By Thomas Escritt BERLIN (Reuters) - German-Turkish author Dogan Akhanli was arrested in Spain on Saturday after Turkey issued an Interpol warrant for the writer, a critic of President Recep Tayyip Erdogan's government, fanning an already fierce row between the NATO allies. The arrest of the German national in Granada was part of a "targeted hunt against critics of the Turkish government living abroad in Europe," Akhanli's lawyer Ilias Uyar told magazine Der Spiegel, which first reported Akhanli's detention. Any country can issue an Interpol "red notice", but extradition by Spain would only follow if Ankara could convince Spanish courts it had a real case against him.
Prayer time is approaching but Raja Miah, an imam at a tiny mosque in the heart of Barcelona does not expect a big turnout. Since the twin attacks in Barcelona and the nearby seaside resort of Cambrils claimed by the Islamic State group, the Muslim community in central Barcelona's neighbourhood of Raval fears an anti-Islam backlash. "People are very scared," said Miah, 23, as he sat in a small room at the mosque in Raval as a small group of children in an adjoining room studied the Koran.

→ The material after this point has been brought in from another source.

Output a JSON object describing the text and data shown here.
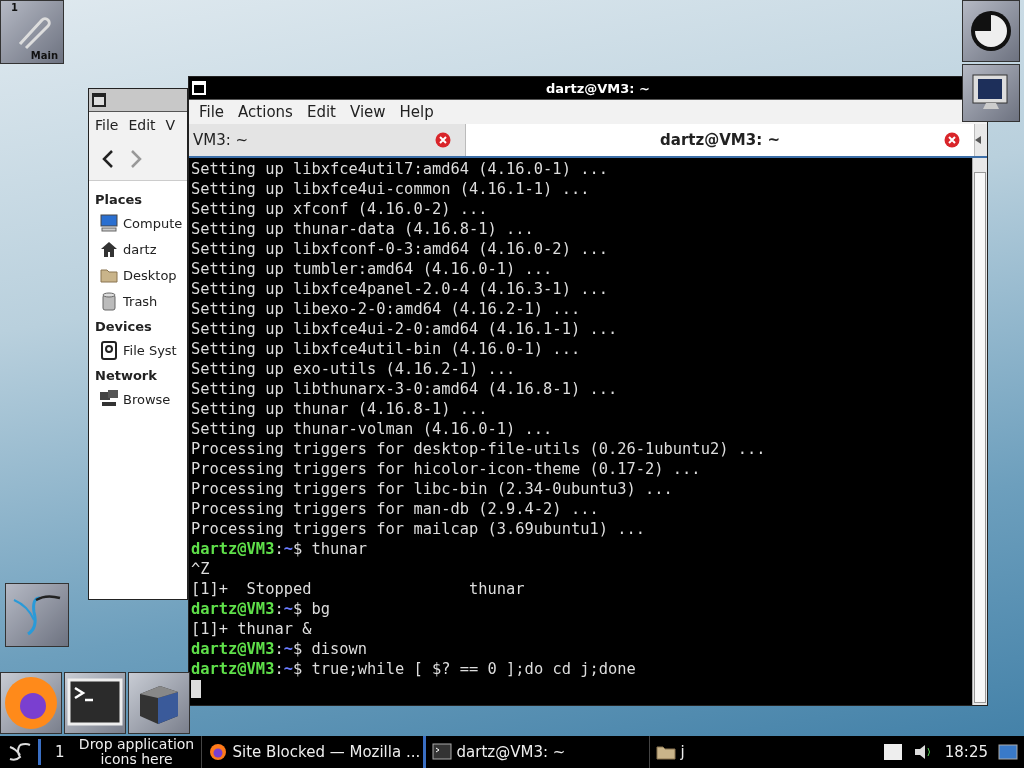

In the wake of the violence in Charlottesville, Virginia, right-wing groups have cancelled rallies around the country. In New York, dozens of people took part in a rally outside Google’s corporate campus. The protest organisers, however, cancelled the rally days before, citing “alt left terrorist threats”.
A father drove his car over an opening drawbridge in a death-defying stunt to avoid plunging into the water below. Terence Naphys was crossing New Jersey's Middle Thorofare Bridge with his family when its steel ramp began to lift beneath them. Mr Naphys was reportedly already near the centre of the bridge and was forced to accelerate his Toyota RAV 4 to jump the 6ft gap out of fear the car would fall 65ft into the deep bay below.

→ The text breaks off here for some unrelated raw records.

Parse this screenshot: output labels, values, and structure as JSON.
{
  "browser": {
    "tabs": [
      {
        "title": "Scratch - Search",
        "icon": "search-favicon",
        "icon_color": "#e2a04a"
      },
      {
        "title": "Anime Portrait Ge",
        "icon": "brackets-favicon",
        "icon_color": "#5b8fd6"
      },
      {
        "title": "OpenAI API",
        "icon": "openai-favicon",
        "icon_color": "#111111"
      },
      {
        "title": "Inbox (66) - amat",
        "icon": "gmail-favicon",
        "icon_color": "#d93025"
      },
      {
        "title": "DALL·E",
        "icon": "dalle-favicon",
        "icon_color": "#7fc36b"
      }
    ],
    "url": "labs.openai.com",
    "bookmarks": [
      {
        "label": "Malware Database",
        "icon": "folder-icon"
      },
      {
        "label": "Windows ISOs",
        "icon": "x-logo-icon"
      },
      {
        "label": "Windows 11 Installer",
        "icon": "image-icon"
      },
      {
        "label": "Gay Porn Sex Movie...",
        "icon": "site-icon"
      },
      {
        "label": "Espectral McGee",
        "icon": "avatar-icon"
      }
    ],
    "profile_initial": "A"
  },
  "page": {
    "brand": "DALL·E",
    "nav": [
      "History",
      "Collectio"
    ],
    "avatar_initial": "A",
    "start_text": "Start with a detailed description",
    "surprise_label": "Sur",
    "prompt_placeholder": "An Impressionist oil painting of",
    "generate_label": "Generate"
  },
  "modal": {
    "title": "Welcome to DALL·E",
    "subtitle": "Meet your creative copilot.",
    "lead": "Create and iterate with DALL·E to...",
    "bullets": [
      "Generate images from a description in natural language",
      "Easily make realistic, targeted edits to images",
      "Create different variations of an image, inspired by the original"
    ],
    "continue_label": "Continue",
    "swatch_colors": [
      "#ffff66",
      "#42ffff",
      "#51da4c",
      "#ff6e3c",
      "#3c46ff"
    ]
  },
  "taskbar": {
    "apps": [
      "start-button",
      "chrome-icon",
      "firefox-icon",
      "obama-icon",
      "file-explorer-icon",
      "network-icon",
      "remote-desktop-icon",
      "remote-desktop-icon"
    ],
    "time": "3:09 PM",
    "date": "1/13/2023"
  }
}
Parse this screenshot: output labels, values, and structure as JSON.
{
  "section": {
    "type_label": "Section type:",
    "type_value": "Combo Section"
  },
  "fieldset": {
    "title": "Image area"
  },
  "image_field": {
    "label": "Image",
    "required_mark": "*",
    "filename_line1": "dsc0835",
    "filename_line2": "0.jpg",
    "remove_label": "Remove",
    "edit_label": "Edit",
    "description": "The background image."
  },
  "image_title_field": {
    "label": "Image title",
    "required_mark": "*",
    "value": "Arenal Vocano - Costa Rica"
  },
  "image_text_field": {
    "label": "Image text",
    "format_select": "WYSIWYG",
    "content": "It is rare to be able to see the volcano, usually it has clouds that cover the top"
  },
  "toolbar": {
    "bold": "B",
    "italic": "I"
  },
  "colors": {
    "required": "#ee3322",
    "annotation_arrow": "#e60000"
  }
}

SAN DIEGO (AP) — A 25-year-old U.S. citizen has been charged with using a drone to smuggle more than 13 pounds (5.9 kilograms) of methamphetamine from Mexico, an unusually large seizure for what is still a novel technique to bring illegal drugs into the United States, authorities said Friday.

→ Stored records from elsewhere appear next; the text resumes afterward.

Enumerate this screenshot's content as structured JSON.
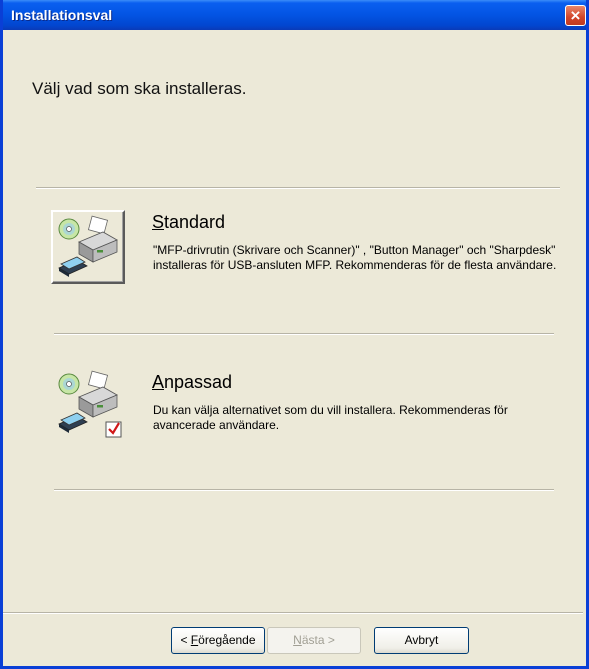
{
  "window": {
    "title": "Installationsval",
    "close_symbol": "×"
  },
  "heading": "Välj vad som ska installeras.",
  "options": [
    {
      "title_key": "S",
      "title_rest": "tandard",
      "description": "\"MFP-drivrutin (Skrivare och Scanner)\" , \"Button Manager\" och \"Sharpdesk\" installeras för USB-ansluten MFP. Rekommenderas för de flesta användare.",
      "icon": "printer-scanner-cd-icon"
    },
    {
      "title_key": "A",
      "title_rest": "npassad",
      "description": "Du kan välja alternativet som du vill installera. Rekommenderas för avancerade användare.",
      "icon": "printer-scanner-cd-checkbox-icon"
    }
  ],
  "buttons": {
    "back_prefix": "< ",
    "back_key": "F",
    "back_rest": "öregående",
    "next_key": "N",
    "next_rest": "ästa >",
    "cancel": "Avbryt"
  },
  "colors": {
    "titlebar": "#0354e3",
    "face": "#ece9d8",
    "close": "#d2452a"
  }
}
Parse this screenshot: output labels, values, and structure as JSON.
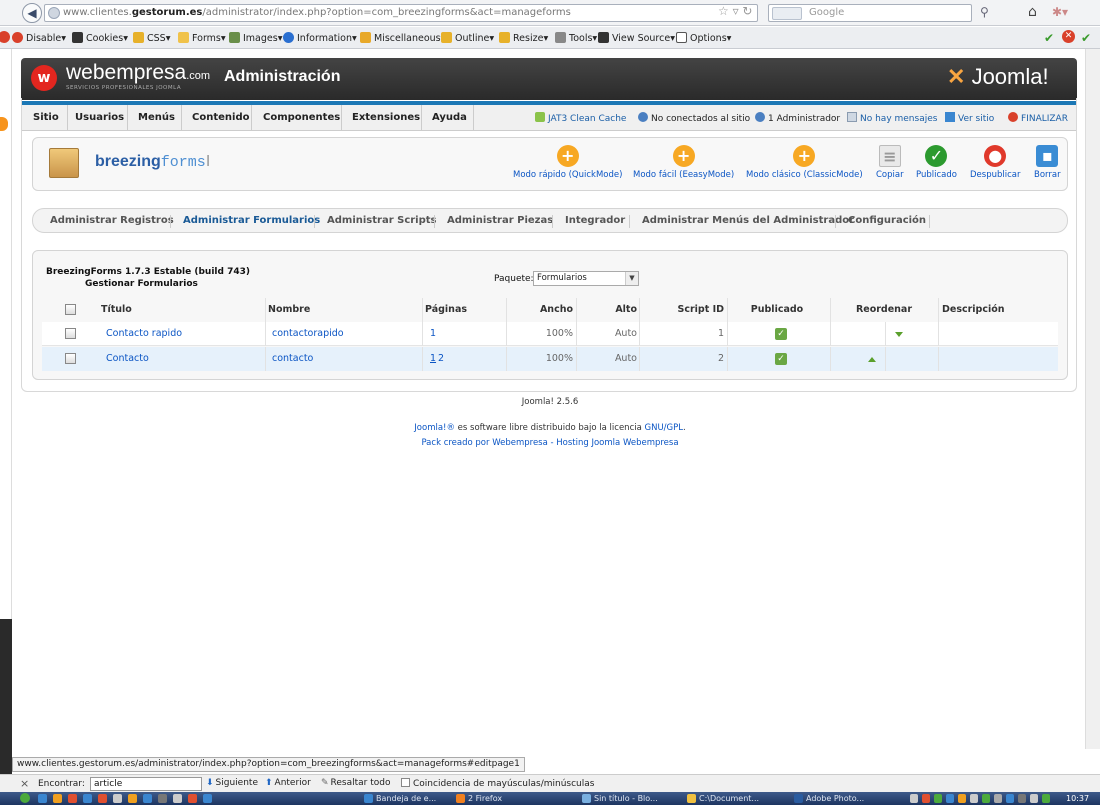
{
  "browser": {
    "url_prefix": "www.clientes.",
    "url_domain": "gestorum.es",
    "url_rest": "/administrator/index.php?option=com_breezingforms&act=manageforms",
    "search_placeholder": "Google"
  },
  "devbar": {
    "items": [
      "Disable▾",
      "Cookies▾",
      "CSS▾",
      "Forms▾",
      "Images▾",
      "Information▾",
      "Miscellaneous▾",
      "Outline▾",
      "Resize▾",
      "Tools▾",
      "View Source▾",
      "Options▾"
    ]
  },
  "header": {
    "logo_text": "webempresa",
    "logo_suffix": ".com",
    "logo_sub": "SERVICIOS PROFESIONALES JOOMLA",
    "title": "Administración",
    "joomla_logo": "Joomla!"
  },
  "menubar": {
    "items": [
      "Sitio",
      "Usuarios",
      "Menús",
      "Contenido",
      "Componentes",
      "Extensiones",
      "Ayuda"
    ],
    "status": {
      "clean_cache": "JAT3 Clean Cache",
      "not_connected": "No conectados al sitio",
      "admins": "1 Administrador",
      "messages": "No hay mensajes",
      "view_site": "Ver sitio",
      "logout": "FINALIZAR"
    }
  },
  "toolbar": {
    "brand_bold": "breezing",
    "brand_rest": "forms",
    "buttons": [
      "Modo rápido (QuickMode)",
      "Modo fácil (EeasyMode)",
      "Modo clásico (ClassicMode)",
      "Copiar",
      "Publicado",
      "Despublicar",
      "Borrar"
    ]
  },
  "submenu": {
    "items": [
      "Administrar Registros",
      "Administrar Formularios",
      "Administrar Scripts",
      "Administrar Piezas",
      "Integrador",
      "Administrar Menús del Administrador",
      "Configuración"
    ]
  },
  "panel": {
    "version": "BreezingForms 1.7.3 Estable (build 743)",
    "subtitle": "Gestionar Formularios",
    "package_label": "Paquete:",
    "package_value": "Formularios",
    "columns": [
      "Título",
      "Nombre",
      "Páginas",
      "Ancho",
      "Alto",
      "Script ID",
      "Publicado",
      "Reordenar",
      "Descripción"
    ],
    "rows": [
      {
        "title": "Contacto rapido",
        "name": "contactorapido",
        "page1": "1",
        "page2": "",
        "width": "100%",
        "height": "Auto",
        "script_id": "1",
        "description": ""
      },
      {
        "title": "Contacto",
        "name": "contacto",
        "page1": "1",
        "page2": "2",
        "width": "100%",
        "height": "Auto",
        "script_id": "2",
        "description": ""
      }
    ]
  },
  "footer": {
    "version": "Joomla! 2.5.6",
    "license_link": "Joomla!®",
    "license_text": " es software libre distribuido bajo la licencia ",
    "license_link2": "GNU/GPL",
    "license_end": ".",
    "pack": "Pack creado por Webempresa - Hosting Joomla Webempresa"
  },
  "status_preview": "www.clientes.gestorum.es/administrator/index.php?option=com_breezingforms&act=manageforms#editpage1",
  "findbar": {
    "close": "×",
    "label": "Encontrar:",
    "query": "article",
    "next": "Siguiente",
    "prev": "Anterior",
    "highlight": "Resaltar todo",
    "match_case": "Coincidencia de mayúsculas/minúsculas"
  },
  "taskbar": {
    "tasks": [
      "Bandeja de e...",
      "2 Firefox",
      "Sin título - Blo...",
      "C:\\Document...",
      "Adobe Photo..."
    ],
    "clock": "10:37"
  },
  "colors": {
    "link": "#0b55c4",
    "menubar_accent": "#1b77b5",
    "joomla_orange": "#f9a541",
    "header_bg": "#333333"
  }
}
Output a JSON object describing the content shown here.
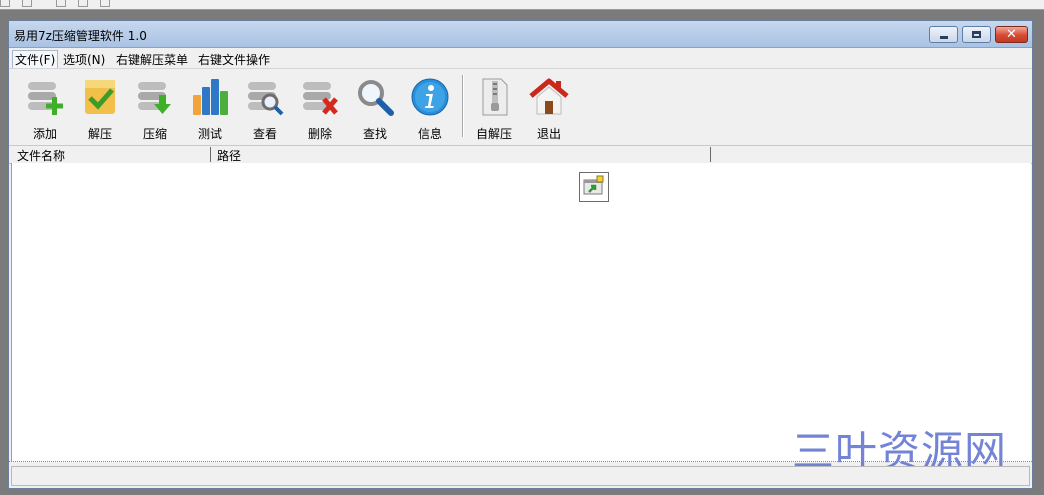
{
  "window": {
    "title": "易用7z压缩管理软件 1.0",
    "close_glyph": "✕"
  },
  "menu": [
    {
      "label": "文件(F)"
    },
    {
      "label": "选项(N)"
    },
    {
      "label": "右键解压菜单"
    },
    {
      "label": "右键文件操作"
    }
  ],
  "toolbar": [
    {
      "label": "添加",
      "icon": "add-icon"
    },
    {
      "label": "解压",
      "icon": "extract-icon"
    },
    {
      "label": "压缩",
      "icon": "compress-icon"
    },
    {
      "label": "测试",
      "icon": "test-chart-icon"
    },
    {
      "label": "查看",
      "icon": "view-icon"
    },
    {
      "label": "删除",
      "icon": "delete-icon"
    },
    {
      "label": "查找",
      "icon": "search-icon"
    },
    {
      "label": "信息",
      "icon": "info-icon"
    },
    {
      "label": "自解压",
      "icon": "sfx-zipper-icon"
    },
    {
      "label": "退出",
      "icon": "home-exit-icon"
    }
  ],
  "columns": [
    "文件名称",
    "路径"
  ],
  "watermark": "三叶资源网",
  "colors": {
    "titlebar": "#b8cde8",
    "close": "#d54a33",
    "watermark": "#5b6fd0"
  }
}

Nearly 600 people have died and millions have been affected by monsoon floods in South Asia, officials said Saturday, as relief and rescue operations continued. Indian authorities sought military help in two districts of northern Uttar Pradesh state after fresh heavy rains left hundreds of villages marooned. "We have sought army's help to reach out to the affected people," T P Gupta, a senior official from the state's disaster management authority, told AFP.
An 11-year-old girl has made an incredible recovery after a friend poured boiling water over her face at a sleepover. Jamoneisha “Jamoni” Merritt was rushed to hospital with horrific burns after Aniya Grant Stuart, 12, splashed scalding water onto her while she slept at a house in the Bronx, New York, on 7 August. Aniya was charged with felony assault after the incident, which was said to be a "prank" gone horribly wrong.
Let us finally rip off the veneer that Trump’s affinity for white supremacy is distinct from the Republican agenda. The phony claimed outrage becomes dangerous if it convinces anyone that there is a distinction between Trump’s abhorrent comments and the Republican Party agenda. It is the unmasking of the Republican party leadership.